A judge has issued a five-year restraining order forbidding Britney Spears' former manager Sam Lutfi from contacting the singer or her family or making deprecating statements about them online.
Her former manager Lutfi was understood to pose a serious enough threat to her and her family that Los Angeles Superior Court Judge Brenda Penny granted the restraining order against Lutfi on Thursday. While Lutfi was present for the hearing, Britney wasn't there - her father, Jamie Spears, and lawyers were speaking on the pop star's behalf.
Penny rejected arguments from Marc Gans, Lutfi's attorney, that the order is an unconstitutional restraint on his free speech, calling his testimony evasive and extending the temporary restraining order she first issued on May 8.
Britney had actually gone to court last month seeking a temporary restraining order. She claimed that Lutfi was attempting to harass her by getting in touch with her mother and adding fuel to the #FreeBritney movement that wants her out of her conservatorship.
The singer's father also admitted under questioning from Gans that he does not have the most peaceful relationship with Britney. “Me and my daughter’s relationship has always been strained,” Spears said.
But in further testimony, Spears testified that Lutfi was close to Britney in 2007 and 2008 serving briefly as her manager, and was a “predator” on his family for more than a decade whose harassment has recently resumed. “I worried that he was trying to take down the conservatorship,” Spears said from the stand. “I was very angry. I was worried that we were right back in 2008.”
Spears and his lawyers suggested, which Penny agreed to, that Lutfi has attempted to incite fans who have used the social media hashtag #Free Britney to criticize the control that Spears and the court have had over the pop star for the past 11 years.

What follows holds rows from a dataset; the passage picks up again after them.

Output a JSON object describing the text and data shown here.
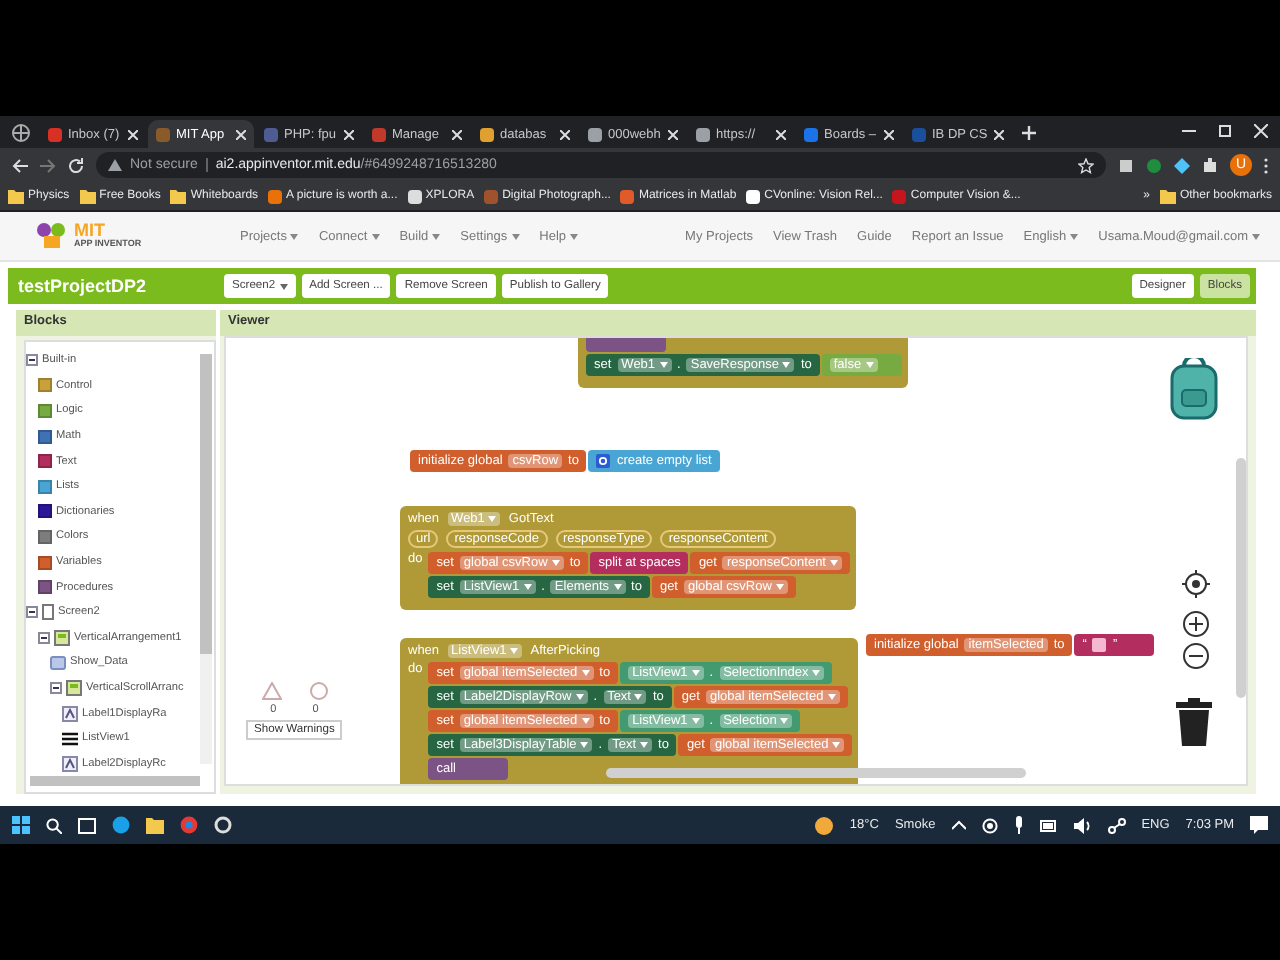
{
  "browser": {
    "tabs": [
      {
        "title": "Inbox (7)",
        "selected": false,
        "color": "#d93025"
      },
      {
        "title": "MIT App",
        "selected": true,
        "color": "#8a5a2b"
      },
      {
        "title": "PHP: fpu",
        "selected": false,
        "color": "#4f5b93"
      },
      {
        "title": "Manage",
        "selected": false,
        "color": "#c0392b"
      },
      {
        "title": "databas",
        "selected": false,
        "color": "#e0a030"
      },
      {
        "title": "000webh",
        "selected": false,
        "color": "#9aa0a6"
      },
      {
        "title": "https://",
        "selected": false,
        "color": "#9aa0a6"
      },
      {
        "title": "Boards –",
        "selected": false,
        "color": "#1a73e8"
      },
      {
        "title": "IB DP CS",
        "selected": false,
        "color": "#1a4f9c"
      }
    ],
    "security": "Not secure",
    "url_host": "ai2.appinventor.mit.edu",
    "url_rest": "/#6499248716513280",
    "profile": "U",
    "bookmarks": [
      {
        "label": "Physics",
        "kind": "folder"
      },
      {
        "label": "Free Books",
        "kind": "folder"
      },
      {
        "label": "Whiteboards",
        "kind": "folder"
      },
      {
        "label": "A picture is worth a...",
        "kind": "site",
        "color": "#e8710a"
      },
      {
        "label": "XPLORA",
        "kind": "site",
        "color": "#dddddd"
      },
      {
        "label": "Digital Photograph...",
        "kind": "site",
        "color": "#a0522d"
      },
      {
        "label": "Matrices in Matlab",
        "kind": "site",
        "color": "#e05a2a"
      },
      {
        "label": "CVonline: Vision Rel...",
        "kind": "site",
        "color": "#ffffff"
      },
      {
        "label": "Computer Vision &...",
        "kind": "site",
        "color": "#c4161c"
      }
    ],
    "more": "»",
    "other": "Other bookmarks"
  },
  "app": {
    "logo_top": "MIT",
    "logo_bottom": "APP INVENTOR",
    "menus": [
      "Projects",
      "Connect",
      "Build",
      "Settings",
      "Help"
    ],
    "links": [
      "My Projects",
      "View Trash",
      "Guide",
      "Report an Issue"
    ],
    "language": "English",
    "account": "Usama.Moud@gmail.com",
    "project": "testProjectDP2",
    "screen": "Screen2",
    "actions": [
      "Add Screen ...",
      "Remove Screen",
      "Publish to Gallery"
    ],
    "modes": [
      {
        "label": "Designer",
        "selected": false
      },
      {
        "label": "Blocks",
        "selected": true
      }
    ]
  },
  "blocks_panel": {
    "title": "Blocks",
    "tree": [
      {
        "label": "Built-in",
        "expanded": true,
        "kind": "root",
        "children": [
          {
            "label": "Control",
            "kind": "category",
            "color": "#c8a13a"
          },
          {
            "label": "Logic",
            "kind": "category",
            "color": "#77ab41"
          },
          {
            "label": "Math",
            "kind": "category",
            "color": "#3f71b5"
          },
          {
            "label": "Text",
            "kind": "category",
            "color": "#b32d5e"
          },
          {
            "label": "Lists",
            "kind": "category",
            "color": "#49a6d4"
          },
          {
            "label": "Dictionaries",
            "kind": "category",
            "color": "#2d1799"
          },
          {
            "label": "Colors",
            "kind": "category",
            "color": "#7d7d7d"
          },
          {
            "label": "Variables",
            "kind": "category",
            "color": "#d05f2d"
          },
          {
            "label": "Procedures",
            "kind": "category",
            "color": "#7c5385"
          }
        ]
      },
      {
        "label": "Screen2",
        "expanded": true,
        "kind": "screen",
        "children": [
          {
            "label": "VerticalArrangement1",
            "expanded": true,
            "kind": "arrangement",
            "children": [
              {
                "label": "Show_Data",
                "kind": "button"
              },
              {
                "label": "VerticalScrollArranc",
                "expanded": true,
                "kind": "arrangement",
                "children": [
                  {
                    "label": "Label1DisplayRa",
                    "kind": "label"
                  },
                  {
                    "label": "ListView1",
                    "kind": "listview"
                  },
                  {
                    "label": "Label2DisplayRc",
                    "kind": "label"
                  }
                ]
              }
            ]
          }
        ]
      }
    ]
  },
  "viewer": {
    "title": "Viewer",
    "warnings": {
      "warning_count": "0",
      "error_count": "0",
      "button": "Show Warnings"
    },
    "blocks": [
      {
        "kind": "event",
        "rows": [
          [
            {
              "kind": "procedure"
            }
          ],
          [
            {
              "kind": "component_set",
              "tokens": [
                {
                  "kind": "label",
                  "text": "set"
                },
                {
                  "kind": "dropdown",
                  "text": "Web1"
                },
                {
                  "kind": "label",
                  "text": "."
                },
                {
                  "kind": "dropdown",
                  "text": "SaveResponse"
                },
                {
                  "kind": "label",
                  "text": "to"
                }
              ]
            },
            {
              "kind": "logic",
              "tokens": [
                {
                  "kind": "dropdown",
                  "text": "false"
                }
              ]
            }
          ]
        ]
      },
      {
        "kind": "global",
        "rows": [
          [
            {
              "kind": "variable",
              "tokens": [
                {
                  "kind": "label",
                  "text": "initialize global"
                },
                {
                  "kind": "field",
                  "text": "csvRow"
                },
                {
                  "kind": "label",
                  "text": "to"
                }
              ]
            },
            {
              "kind": "list",
              "tokens": [
                {
                  "kind": "mutator"
                },
                {
                  "kind": "label",
                  "text": "create empty list"
                }
              ]
            }
          ]
        ]
      },
      {
        "kind": "event",
        "header": [
          {
            "kind": "label",
            "text": "when"
          },
          {
            "kind": "dropdown",
            "text": "Web1"
          },
          {
            "kind": "label",
            "text": "GotText"
          }
        ],
        "params": [
          "url",
          "responseCode",
          "responseType",
          "responseContent"
        ],
        "do_label": "do",
        "rows": [
          [
            {
              "kind": "variable",
              "tokens": [
                {
                  "kind": "label",
                  "text": "set"
                },
                {
                  "kind": "dropdown",
                  "text": "global csvRow"
                },
                {
                  "kind": "label",
                  "text": "to"
                }
              ]
            },
            {
              "kind": "text",
              "tokens": [
                {
                  "kind": "label",
                  "text": "split at spaces"
                }
              ]
            },
            {
              "kind": "variable",
              "tokens": [
                {
                  "kind": "label",
                  "text": "get"
                },
                {
                  "kind": "dropdown",
                  "text": "responseContent"
                }
              ]
            }
          ],
          [
            {
              "kind": "component_set",
              "tokens": [
                {
                  "kind": "label",
                  "text": "set"
                },
                {
                  "kind": "dropdown",
                  "text": "ListView1"
                },
                {
                  "kind": "label",
                  "text": "."
                },
                {
                  "kind": "dropdown",
                  "text": "Elements"
                },
                {
                  "kind": "label",
                  "text": "to"
                }
              ]
            },
            {
              "kind": "variable",
              "tokens": [
                {
                  "kind": "label",
                  "text": "get"
                },
                {
                  "kind": "dropdown",
                  "text": "global csvRow"
                }
              ]
            }
          ]
        ]
      },
      {
        "kind": "event",
        "header": [
          {
            "kind": "label",
            "text": "when"
          },
          {
            "kind": "dropdown",
            "text": "ListView1"
          },
          {
            "kind": "label",
            "text": "AfterPicking"
          }
        ],
        "do_label": "do",
        "rows": [
          [
            {
              "kind": "variable",
              "tokens": [
                {
                  "kind": "label",
                  "text": "set"
                },
                {
                  "kind": "dropdown",
                  "text": "global itemSelected"
                },
                {
                  "kind": "label",
                  "text": "to"
                }
              ]
            },
            {
              "kind": "component_get",
              "tokens": [
                {
                  "kind": "dropdown",
                  "text": "ListView1"
                },
                {
                  "kind": "label",
                  "text": "."
                },
                {
                  "kind": "dropdown",
                  "text": "SelectionIndex"
                }
              ]
            }
          ],
          [
            {
              "kind": "component_set",
              "tokens": [
                {
                  "kind": "label",
                  "text": "set"
                },
                {
                  "kind": "dropdown",
                  "text": "Label2DisplayRow"
                },
                {
                  "kind": "label",
                  "text": "."
                },
                {
                  "kind": "dropdown",
                  "text": "Text"
                },
                {
                  "kind": "label",
                  "text": "to"
                }
              ]
            },
            {
              "kind": "variable",
              "tokens": [
                {
                  "kind": "label",
                  "text": "get"
                },
                {
                  "kind": "dropdown",
                  "text": "global itemSelected"
                }
              ]
            }
          ],
          [
            {
              "kind": "variable",
              "tokens": [
                {
                  "kind": "label",
                  "text": "set"
                },
                {
                  "kind": "dropdown",
                  "text": "global itemSelected"
                },
                {
                  "kind": "label",
                  "text": "to"
                }
              ]
            },
            {
              "kind": "component_get",
              "tokens": [
                {
                  "kind": "dropdown",
                  "text": "ListView1"
                },
                {
                  "kind": "label",
                  "text": "."
                },
                {
                  "kind": "dropdown",
                  "text": "Selection"
                }
              ]
            }
          ],
          [
            {
              "kind": "component_set",
              "tokens": [
                {
                  "kind": "label",
                  "text": "set"
                },
                {
                  "kind": "dropdown",
                  "text": "Label3DisplayTable"
                },
                {
                  "kind": "label",
                  "text": "."
                },
                {
                  "kind": "dropdown",
                  "text": "Text"
                },
                {
                  "kind": "label",
                  "text": "to"
                }
              ]
            },
            {
              "kind": "variable",
              "tokens": [
                {
                  "kind": "label",
                  "text": "get"
                },
                {
                  "kind": "dropdown",
                  "text": "global itemSelected"
                }
              ]
            }
          ],
          [
            {
              "kind": "procedure",
              "tokens": [
                {
                  "kind": "label",
                  "text": "call"
                }
              ]
            }
          ]
        ]
      },
      {
        "kind": "global",
        "rows": [
          [
            {
              "kind": "variable",
              "tokens": [
                {
                  "kind": "label",
                  "text": "initialize global"
                },
                {
                  "kind": "field",
                  "text": "itemSelected"
                },
                {
                  "kind": "label",
                  "text": "to"
                }
              ]
            },
            {
              "kind": "text",
              "tokens": [
                {
                  "kind": "label",
                  "text": "“"
                },
                {
                  "kind": "empty"
                },
                {
                  "kind": "label",
                  "text": "”"
                }
              ]
            }
          ]
        ]
      }
    ]
  },
  "taskbar": {
    "temperature": "18°C",
    "weather": "Smoke",
    "language": "ENG",
    "time": "7:03 PM"
  }
}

Lutfi’s Twitter account, the subject of much of the testimony, consists almost entirely of posts critical of Britney's circumstances and of those surrounding her.

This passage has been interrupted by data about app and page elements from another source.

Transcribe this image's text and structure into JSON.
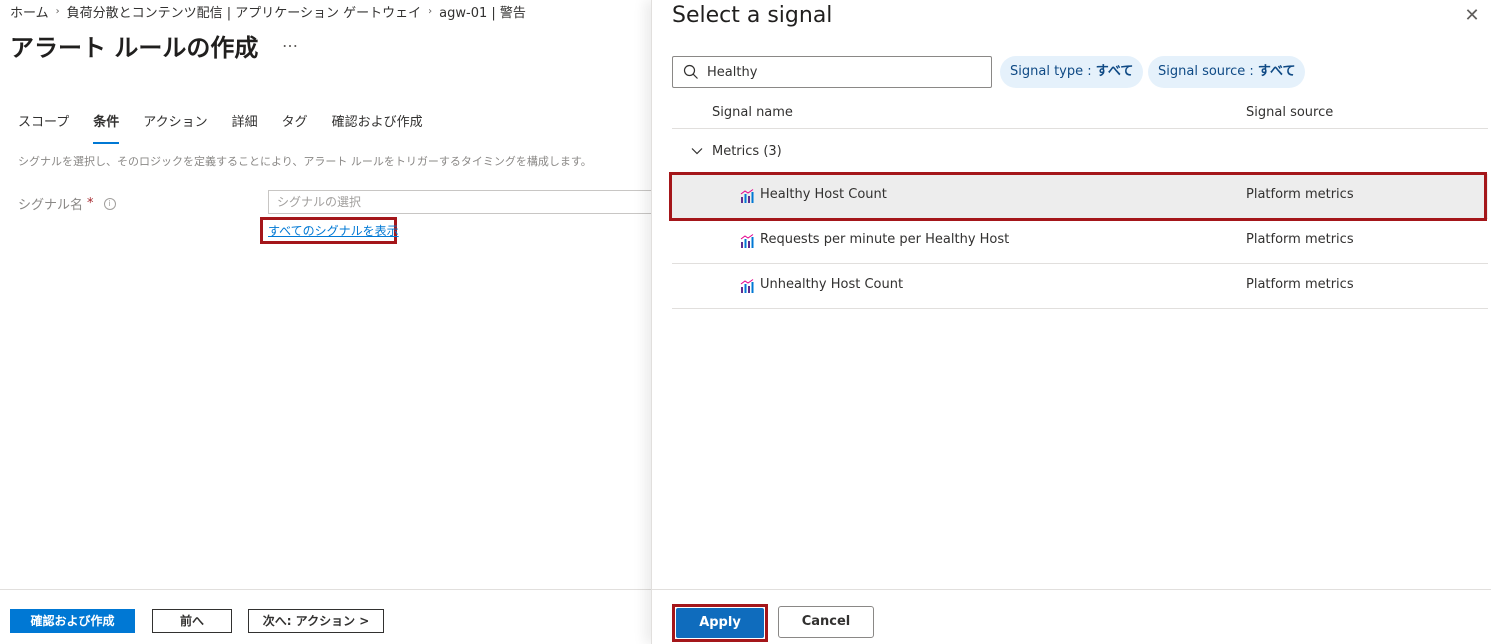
{
  "breadcrumb": [
    "ホーム",
    "負荷分散とコンテンツ配信 | アプリケーション ゲートウェイ",
    "agw-01 | 警告"
  ],
  "page": {
    "title": "アラート ルールの作成",
    "more": "…",
    "tabs": [
      "スコープ",
      "条件",
      "アクション",
      "詳細",
      "タグ",
      "確認および作成"
    ],
    "active_tab": "条件",
    "description": "シグナルを選択し、そのロジックを定義することにより、アラート ルールをトリガーするタイミングを構成します。",
    "signal_label": "シグナル名",
    "required_mark": "*",
    "info_glyph": "i",
    "signal_placeholder": "シグナルの選択",
    "show_all_link": "すべてのシグナルを表示",
    "footer": {
      "review_create": "確認および作成",
      "previous": "前へ",
      "next": "次へ: アクション >"
    }
  },
  "panel": {
    "title": "Select a signal",
    "close_glyph": "✕",
    "search_value": "Healthy",
    "filters": [
      {
        "label": "Signal type : ",
        "value": "すべて"
      },
      {
        "label": "Signal source : ",
        "value": "すべて"
      }
    ],
    "columns": {
      "name": "Signal name",
      "source": "Signal source"
    },
    "group": "Metrics (3)",
    "rows": [
      {
        "name": "Healthy Host Count",
        "source": "Platform metrics"
      },
      {
        "name": "Requests per minute per Healthy Host",
        "source": "Platform metrics"
      },
      {
        "name": "Unhealthy Host Count",
        "source": "Platform metrics"
      }
    ],
    "apply": "Apply",
    "cancel": "Cancel"
  },
  "colors": {
    "accent": "#0078d4",
    "highlight_frame": "#a4161a",
    "pill_bg": "#e5f1fb"
  }
}
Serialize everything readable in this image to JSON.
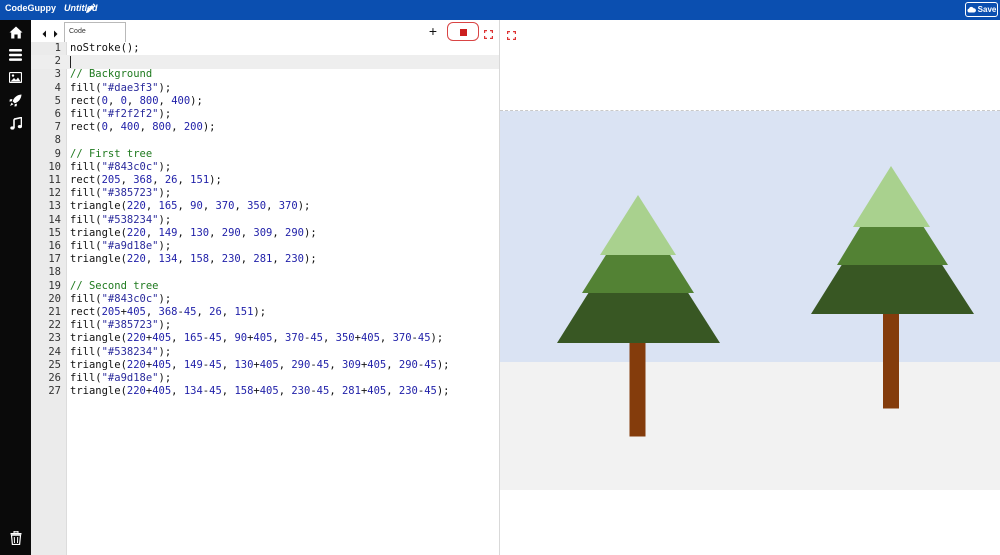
{
  "app": {
    "brand": "CodeGuppy",
    "filename": "Untitled",
    "save_label": "Save"
  },
  "sidebar": {
    "items": [
      {
        "icon": "home-icon"
      },
      {
        "icon": "menu-icon"
      },
      {
        "icon": "image-icon"
      },
      {
        "icon": "rocket-icon"
      },
      {
        "icon": "music-icon"
      },
      {
        "icon": "trash-icon"
      }
    ]
  },
  "editor": {
    "tab_label": "Code",
    "plus_label": "+",
    "lines": [
      "noStroke();",
      "",
      "// Background",
      "fill(\"#dae3f3\");",
      "rect(0, 0, 800, 400);",
      "fill(\"#f2f2f2\");",
      "rect(0, 400, 800, 200);",
      "",
      "// First tree",
      "fill(\"#843c0c\");",
      "rect(205, 368, 26, 151);",
      "fill(\"#385723\");",
      "triangle(220, 165, 90, 370, 350, 370);",
      "fill(\"#538234\");",
      "triangle(220, 149, 130, 290, 309, 290);",
      "fill(\"#a9d18e\");",
      "triangle(220, 134, 158, 230, 281, 230);",
      "",
      "// Second tree",
      "fill(\"#843c0c\");",
      "rect(205+405, 368-45, 26, 151);",
      "fill(\"#385723\");",
      "triangle(220+405, 165-45, 90+405, 370-45, 350+405, 370-45);",
      "fill(\"#538234\");",
      "triangle(220+405, 149-45, 130+405, 290-45, 309+405, 290-45);",
      "fill(\"#a9d18e\");",
      "triangle(220+405, 134-45, 158+405, 230-45, 281+405, 230-45);"
    ]
  },
  "colors": {
    "topbar": "#0b4fb0",
    "sky": "#dae3f3",
    "ground": "#f2f2f2",
    "trunk": "#843c0c",
    "dark_green": "#385723",
    "mid_green": "#538234",
    "light_green": "#a9d18e"
  }
}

Lutfi also emphasized that he has made no direct contact with Britney herself, and suggested that her father and his lawyers were not speaking for her and had provided no evidence that she had in any way been harmed by Lutfi’s statements.
It is unclear if Britney wants out of the conservatorship herself, but she has expressed wanting more freedom in the past. For instance, the star really wants to own an iPhone, but her father, concerned with the dangers of social media, denied the request. When Britney took up the matter with a judge in the past, her father's decision was accepted.
The hearing was closed to the media and the public. Lutfi argues that he hadn't contacted Britney in a decade and that the order violates his constitutional rights.